Stock Exchanges Trade Fractions for Decimals

ByABC News
August 22, 2000, 5:07 PM

Aug. 23 -- The French have done it for hundreds of years and the British embraced it decades ago. But when it comes to quoting stock prices, the U.S. markets have avoided trading shares in decimals for more than 200 years.

Instead, stock prices, like weights and measures, havent changed since the early 1800s when stockbrokers in New York and Philadelphia happily traded securities in fractions, like eighths and sixteenths of dollars.

Thats about to change. On Monday, 13 stocks on the New YorkStock Exchange and their associated options will start trading in dollars and cents.

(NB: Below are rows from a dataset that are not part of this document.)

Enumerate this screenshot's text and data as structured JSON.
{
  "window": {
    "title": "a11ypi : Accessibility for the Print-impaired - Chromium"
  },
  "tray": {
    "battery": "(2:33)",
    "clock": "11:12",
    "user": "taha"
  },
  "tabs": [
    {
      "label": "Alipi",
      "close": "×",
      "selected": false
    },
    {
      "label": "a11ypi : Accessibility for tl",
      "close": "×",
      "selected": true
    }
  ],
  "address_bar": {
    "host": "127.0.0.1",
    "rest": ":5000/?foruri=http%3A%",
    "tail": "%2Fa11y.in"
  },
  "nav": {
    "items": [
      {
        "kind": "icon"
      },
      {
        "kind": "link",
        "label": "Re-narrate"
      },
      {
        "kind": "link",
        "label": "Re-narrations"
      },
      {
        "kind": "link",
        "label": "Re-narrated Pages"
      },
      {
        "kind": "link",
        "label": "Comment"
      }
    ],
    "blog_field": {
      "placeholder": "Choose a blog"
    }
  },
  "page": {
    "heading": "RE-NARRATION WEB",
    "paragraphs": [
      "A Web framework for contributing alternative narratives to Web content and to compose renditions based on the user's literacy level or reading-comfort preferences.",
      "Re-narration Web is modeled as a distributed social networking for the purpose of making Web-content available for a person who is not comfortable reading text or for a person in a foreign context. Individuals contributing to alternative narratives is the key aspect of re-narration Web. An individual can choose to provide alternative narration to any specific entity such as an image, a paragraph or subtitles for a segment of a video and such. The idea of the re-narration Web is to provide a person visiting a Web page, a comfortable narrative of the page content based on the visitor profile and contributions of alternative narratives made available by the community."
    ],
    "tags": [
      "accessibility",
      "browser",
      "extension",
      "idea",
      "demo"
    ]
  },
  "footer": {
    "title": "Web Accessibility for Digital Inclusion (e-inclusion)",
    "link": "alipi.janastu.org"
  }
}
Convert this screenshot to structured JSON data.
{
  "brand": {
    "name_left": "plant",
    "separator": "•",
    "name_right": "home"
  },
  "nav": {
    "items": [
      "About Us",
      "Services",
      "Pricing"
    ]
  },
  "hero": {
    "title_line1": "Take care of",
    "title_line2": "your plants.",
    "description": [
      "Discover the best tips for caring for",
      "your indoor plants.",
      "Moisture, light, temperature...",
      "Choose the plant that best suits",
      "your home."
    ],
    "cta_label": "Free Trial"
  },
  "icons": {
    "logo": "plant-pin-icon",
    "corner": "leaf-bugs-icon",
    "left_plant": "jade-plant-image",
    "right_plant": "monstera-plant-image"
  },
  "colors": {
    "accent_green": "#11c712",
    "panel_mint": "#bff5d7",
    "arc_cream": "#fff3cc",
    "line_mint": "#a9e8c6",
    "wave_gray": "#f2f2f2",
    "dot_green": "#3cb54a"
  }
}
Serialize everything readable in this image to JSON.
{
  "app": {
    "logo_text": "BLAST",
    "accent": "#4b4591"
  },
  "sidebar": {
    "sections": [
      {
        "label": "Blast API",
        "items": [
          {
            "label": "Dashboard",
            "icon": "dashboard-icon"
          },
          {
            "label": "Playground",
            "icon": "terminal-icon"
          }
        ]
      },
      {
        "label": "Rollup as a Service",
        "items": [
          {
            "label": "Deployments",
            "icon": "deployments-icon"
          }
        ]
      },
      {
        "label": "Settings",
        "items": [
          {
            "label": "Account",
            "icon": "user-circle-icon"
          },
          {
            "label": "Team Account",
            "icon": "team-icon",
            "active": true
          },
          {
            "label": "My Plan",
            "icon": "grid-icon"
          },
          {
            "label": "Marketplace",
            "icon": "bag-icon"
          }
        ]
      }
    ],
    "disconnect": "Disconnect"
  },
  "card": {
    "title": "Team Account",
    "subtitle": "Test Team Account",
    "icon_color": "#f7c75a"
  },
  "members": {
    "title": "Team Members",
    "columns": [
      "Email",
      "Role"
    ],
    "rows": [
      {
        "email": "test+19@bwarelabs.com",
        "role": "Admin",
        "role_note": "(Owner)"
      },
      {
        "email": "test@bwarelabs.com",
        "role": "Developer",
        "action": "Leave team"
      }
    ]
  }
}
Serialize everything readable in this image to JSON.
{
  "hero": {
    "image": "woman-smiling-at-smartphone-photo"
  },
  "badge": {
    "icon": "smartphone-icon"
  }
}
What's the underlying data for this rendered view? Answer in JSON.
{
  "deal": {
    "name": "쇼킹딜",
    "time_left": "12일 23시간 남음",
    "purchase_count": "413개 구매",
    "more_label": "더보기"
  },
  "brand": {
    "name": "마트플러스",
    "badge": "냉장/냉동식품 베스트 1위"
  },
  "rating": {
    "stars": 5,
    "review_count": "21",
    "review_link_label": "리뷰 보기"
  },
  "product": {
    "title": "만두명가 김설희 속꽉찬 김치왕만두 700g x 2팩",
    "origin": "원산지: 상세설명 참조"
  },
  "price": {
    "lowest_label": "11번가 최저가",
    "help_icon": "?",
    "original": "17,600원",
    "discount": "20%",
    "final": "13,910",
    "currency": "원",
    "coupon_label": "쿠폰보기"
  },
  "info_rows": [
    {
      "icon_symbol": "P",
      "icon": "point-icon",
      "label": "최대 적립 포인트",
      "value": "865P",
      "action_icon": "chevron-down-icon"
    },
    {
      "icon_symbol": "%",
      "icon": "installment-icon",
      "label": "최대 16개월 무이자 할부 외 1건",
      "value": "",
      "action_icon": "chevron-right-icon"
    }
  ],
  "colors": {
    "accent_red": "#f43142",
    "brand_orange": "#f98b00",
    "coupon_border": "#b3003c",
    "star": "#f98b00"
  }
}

The second phase of the pilot program at the NYSE begins Sept. 25 and includes 52 companies, representing 57 issues, including some of the Big Boards most active stocks, such as America Online and Compaq.

The rest of the securities industry will embrace decimal pricing nextspring the deadline set by the Securities and Exchange Commission.

Concerning Decimals

U.S. markets happily traded in eighths and sixteenths until 1997, when more Americans than ever began to invest in the stocks. The House of Representatives then began to look into changing to a more easily understandable pricing system.

Earlier this year, the SEC ordered the NYSE and the Nasdaq to switch from fractions to decimal pricing by July 3. The transformation was halted to allow for any technical difficultiesassociated with the change to the year 2000.

But the Nasdaqs parent, the National Association of Securities Dealers, cried foul, saying its computer systems would not be ready for such a swift move. In response, the SEC said it would leave the switch to the markets themselves. Now the timetable for decimalization has the NYSE and the Nasdaq implementing decimalization by April.

A phase-in approach was chosen because of the laundry list of what needs to be working properly, says JohnPanchery, decimals projects manager at the Securities Industry Association, an industry trade group. The slower implementation also allows companies, regulators and consumers to get up to speed, he adds.